Idaho homebirth disasters not about tension, but inadequacy of certified professional midwives (CPMs)

Colleen and Jerusha Goodwin have hit the big time; they’ve made the national news. Today’s Washington Post carries an Associated Press article entitled, Case of suspended Idaho midwives show ongoing tension between home-birth industry, hospitals.

Unfortunately, the article confuses the main point. Any tension between homebirth midwives and other providers is the result, not the cause of the real problem: the grossly inadequate training of certified professional midwives (CPMs).

The Goodwins managed to preside over 3 neonatal deaths in a ten month period. Most obstetricians won’t have that many neonatal deaths in an entire career. There was a fourth incident that occurred in 2008 and resulted in an infant with a profound brain injury due to lack of oxygen. The Goodwins have just settled the resulting lawsuit for $5 million, although it is unlikely they will ever pay a dime since they did not carry malpractice insurance.

Both midwives have had their licenses suspended. They deserve far worse. There is not a single mitigating factor in any of these 4 tragedies. All four involved gross malpractice as well interfering with transport and lying by the midwives.

According to the Post article:

A former employee who trained at The Baby Place said hostility the Goodwins developed for doctors ultimately led to delays in emergency transports to hospitals.

Dani Kennedy told The Associated Press this antagonism caused them to make decisions against the best interests of mothers and babies, broadening the historic midwife-doctor divide to a wide gulf — with tragic consequences.

Coleen Goodwin “did hesitate to transport, and that was really upsetting to me,” said Kennedy, who trained at The Baby Place between 2007 and 2010. She left to open a practice in Hawaii, in part over these concerns.

Homebirth advocates are fond of claiming that the licensing of homebirth midwives will eliminate such tension, but the Goodwins were licensed. Therefore, the failure to transfer for complications was not because they feared being prosecuted for practicing midwifery illegally. Rather they apparently either failed to recognize the seriousness of the major complications that developed or they feared that their incompetence in improperly addressing the major complications would be exposed.

Far better for homebirth advocates, though, to portray this as a turf issue rather than a competence issue:

… [R]emedying feuds like the one Kennedy said influenced the Goodwins’ decision-making is growing more important, said Oregon State University professor Melissa Cheyney, a medical anthropologist and certified midwife.

Midwives often feel disrespected by the medical establishment, Cheyney said, while doctors’ objections to out-of-hospital births may harden with every traumatic transport.

This comes on top of the already-existing divide between the two views of childbirth, with midwives emphasizing the safety of natural births in a familiar, comfortable setting, while the American Medical Association contends women are best off in a hospital, where life-saving technology is nearby if something goes awry.

“You’re having this compulsory interaction between two value systems,” Cheyney said. “A transport means these two systems have to come together — and work together.”

Midwives feel disrespected by the medical establishment?

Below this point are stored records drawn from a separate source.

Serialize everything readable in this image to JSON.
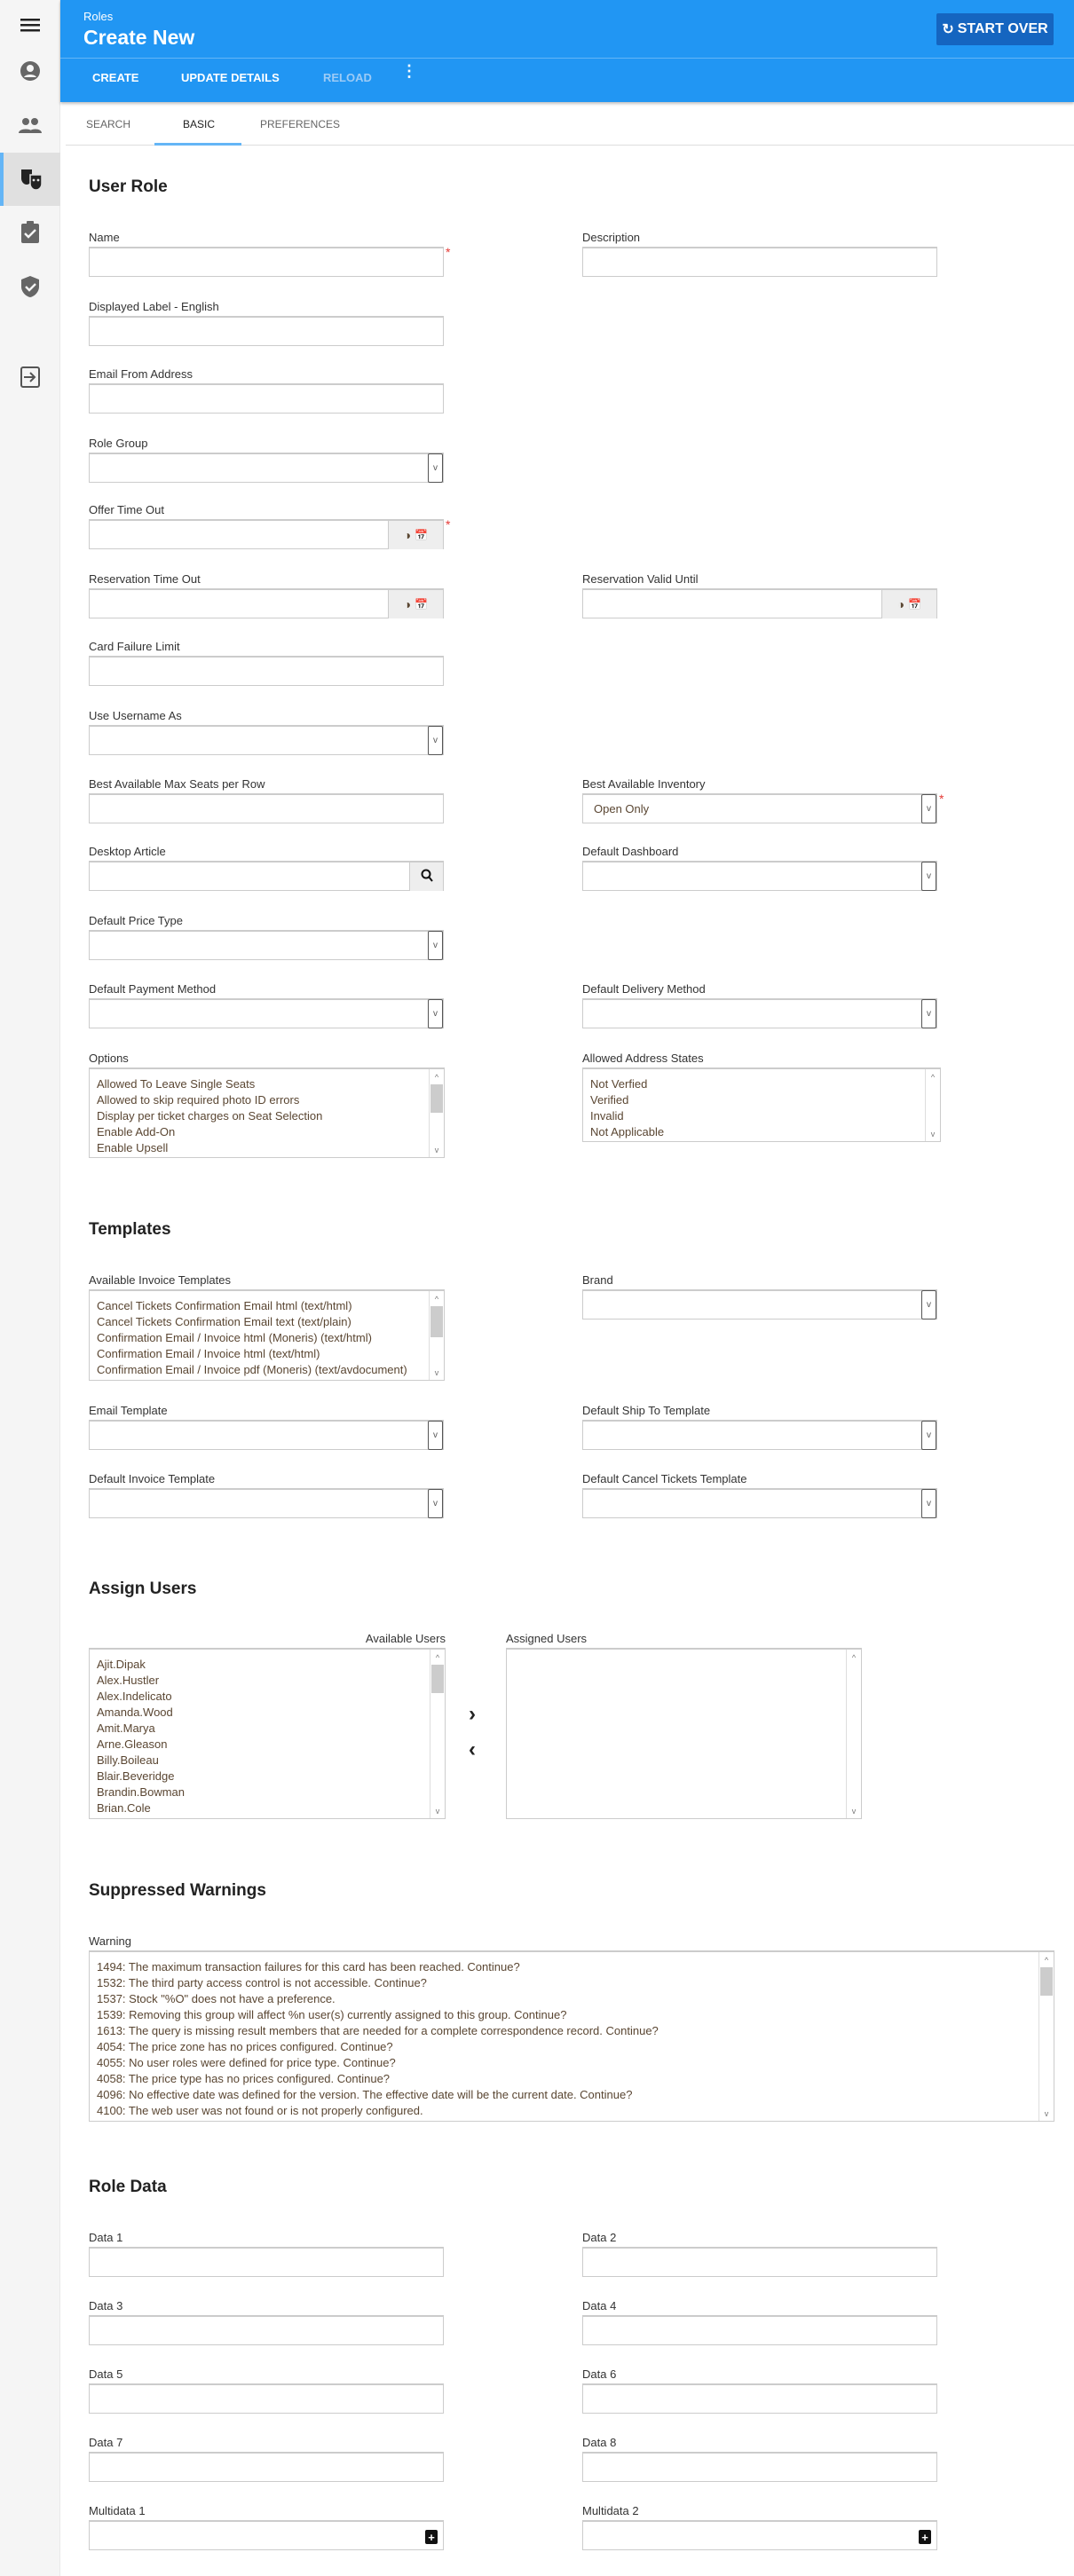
{
  "sidebar": {
    "items": [
      {
        "icon": "menu-icon"
      },
      {
        "icon": "account-icon"
      },
      {
        "icon": "users-icon"
      },
      {
        "icon": "roles-icon",
        "active": true
      },
      {
        "icon": "clipboard-check-icon"
      },
      {
        "icon": "shield-check-icon"
      },
      {
        "icon": "logout-icon"
      }
    ]
  },
  "header": {
    "breadcrumb": "Roles",
    "title": "Create New",
    "start_over": "START OVER",
    "start_over_icon": "refresh-icon"
  },
  "toolbar": {
    "create": "CREATE",
    "update_details": "UPDATE DETAILS",
    "reload": "RELOAD",
    "more_icon": "more-vert-icon"
  },
  "tabs": [
    {
      "label": "SEARCH"
    },
    {
      "label": "BASIC",
      "active": true
    },
    {
      "label": "PREFERENCES"
    }
  ],
  "colors": {
    "primary": "#2196f3",
    "start_over_bg": "#1565c0",
    "required": "#e53935",
    "tab_underline": "#64b5f6"
  },
  "sections": {
    "user_role": "User Role",
    "templates": "Templates",
    "assign_users": "Assign Users",
    "suppressed_warnings": "Suppressed Warnings",
    "role_data": "Role Data"
  },
  "fields": {
    "name": {
      "label": "Name",
      "value": "",
      "required": true
    },
    "description": {
      "label": "Description",
      "value": ""
    },
    "displayed_label": {
      "label": "Displayed Label - English",
      "value": ""
    },
    "email_from": {
      "label": "Email From Address",
      "value": ""
    },
    "role_group": {
      "label": "Role Group",
      "value": ""
    },
    "offer_time_out": {
      "label": "Offer Time Out",
      "value": "",
      "required": true
    },
    "reservation_time_out": {
      "label": "Reservation Time Out",
      "value": ""
    },
    "reservation_valid_until": {
      "label": "Reservation Valid Until",
      "value": ""
    },
    "card_failure_limit": {
      "label": "Card Failure Limit",
      "value": ""
    },
    "use_username_as": {
      "label": "Use Username As",
      "value": ""
    },
    "best_available_max_seats": {
      "label": "Best Available Max Seats per Row",
      "value": ""
    },
    "best_available_inventory": {
      "label": "Best Available Inventory",
      "value": "Open Only",
      "required": true
    },
    "desktop_article": {
      "label": "Desktop Article",
      "value": ""
    },
    "default_dashboard": {
      "label": "Default Dashboard",
      "value": ""
    },
    "default_price_type": {
      "label": "Default Price Type",
      "value": ""
    },
    "default_payment_method": {
      "label": "Default Payment Method",
      "value": ""
    },
    "default_delivery_method": {
      "label": "Default Delivery Method",
      "value": ""
    },
    "options": {
      "label": "Options",
      "items": [
        "Allowed To Leave Single Seats",
        "Allowed to skip required photo ID errors",
        "Display per ticket charges on Seat Selection",
        "Enable Add-On",
        "Enable Upsell"
      ]
    },
    "allowed_address_states": {
      "label": "Allowed Address States",
      "items": [
        "Not Verfied",
        "Verified",
        "Invalid",
        "Not Applicable"
      ]
    },
    "available_invoice_templates": {
      "label": "Available Invoice Templates",
      "items": [
        "Cancel Tickets Confirmation Email html (text/html)",
        "Cancel Tickets Confirmation Email text (text/plain)",
        "Confirmation Email / Invoice html (Moneris) (text/html)",
        "Confirmation Email / Invoice html (text/html)",
        "Confirmation Email / Invoice pdf (Moneris) (text/avdocument)"
      ]
    },
    "brand": {
      "label": "Brand",
      "value": ""
    },
    "email_template": {
      "label": "Email Template",
      "value": ""
    },
    "default_ship_to_template": {
      "label": "Default Ship To Template",
      "value": ""
    },
    "default_invoice_template": {
      "label": "Default Invoice Template",
      "value": ""
    },
    "default_cancel_tickets_template": {
      "label": "Default Cancel Tickets Template",
      "value": ""
    },
    "available_users": {
      "label": "Available Users",
      "items": [
        "Ajit.Dipak",
        "Alex.Hustler",
        "Alex.Indelicato",
        "Amanda.Wood",
        "Amit.Marya",
        "Arne.Gleason",
        "Billy.Boileau",
        "Blair.Beveridge",
        "Brandin.Bowman",
        "Brian.Cole"
      ]
    },
    "assigned_users": {
      "label": "Assigned Users",
      "items": []
    },
    "warning": {
      "label": "Warning",
      "items": [
        "1494: The maximum transaction failures for this card has been reached. Continue?",
        "1532: The third party access control is not accessible. Continue?",
        "1537: Stock \"%O\" does not have a preference.",
        "1539: Removing this group will affect %n user(s) currently assigned to this group. Continue?",
        "1613: The query is missing result members that are needed for a complete correspondence record. Continue?",
        "4054: The price zone has no prices configured. Continue?",
        "4055: No user roles were defined for price type. Continue?",
        "4058: The price type has no prices configured. Continue?",
        "4096: No effective date was defined for the version. The effective date will be the current date. Continue?",
        "4100: The web user was not found or is not properly configured."
      ]
    },
    "data1": {
      "label": "Data 1",
      "value": ""
    },
    "data2": {
      "label": "Data 2",
      "value": ""
    },
    "data3": {
      "label": "Data 3",
      "value": ""
    },
    "data4": {
      "label": "Data 4",
      "value": ""
    },
    "data5": {
      "label": "Data 5",
      "value": ""
    },
    "data6": {
      "label": "Data 6",
      "value": ""
    },
    "data7": {
      "label": "Data 7",
      "value": ""
    },
    "data8": {
      "label": "Data 8",
      "value": ""
    },
    "multidata1": {
      "label": "Multidata 1",
      "value": ""
    },
    "multidata2": {
      "label": "Multidata 2",
      "value": ""
    }
  }
}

They ARE disrespected by the medical establishment, but not because of their philosophy. They are unworthy of professional respect because they lack the education and training of ALL other midwives in the industrialized world.

As I have repeatedly pointed out, CPMs are not real midwives. They awarded themselves a pretend “credential” to disguise from lay people and legislators the fact that they have less education and training than midwives in Europe, Canada and Australia. The CPM is not recognized and is not eligible for licensure in the UK, the Netherlands, Australia. It used to be accepted in Canada, but they have abolished the CPM on the grounds that it fails to meet minimal standards for midwifery training, which include a college level degree.

The results of homebirth midwifery practice in Idaho (as well as every other state that has collected statistics) have been tragic:

Objective measures of Idaho’s midwife-doctor relationships — and their impacts on babies — are difficult to come by, because the state doesn’t keep comprehensive records of the outcomes of midwife-assisted births requiring hospital transports.

A private effort, the Idaho Perinatal Project run by St. Luke’s, documented 138 instances between 2005 and 2011 where mothers who planned a home birth were transported to a hospital.

Though its records are also incomplete — reporting is voluntary; there are no reports for 2012 — they do point to the trauma that accompanies a planned out-of-hospital birth where something goes wrong. There were at least nine cases where infants died at or before arriving at the hospital and several instances of birth asphyxia, fractures, post-partum hemorrhage and unexpected twins. (my emphasis)

These families have experienced unimaginable anguish because CPMs care more about being able to practice and make money than they care about whether babies live or die. Hopefully, these deaths will lead to stricter standards.

In my judgment, the biggest mistakes that homebirth midwives have made are the attempt to popularize homebirth and to license CPMs. Bereaved parents now have a mechanism to file complaints and states are now totting up the extraordinary number of deaths at the hands of CPMs. State governments will be forced to respond by regulating these self proclaimed “midwives” out of existence.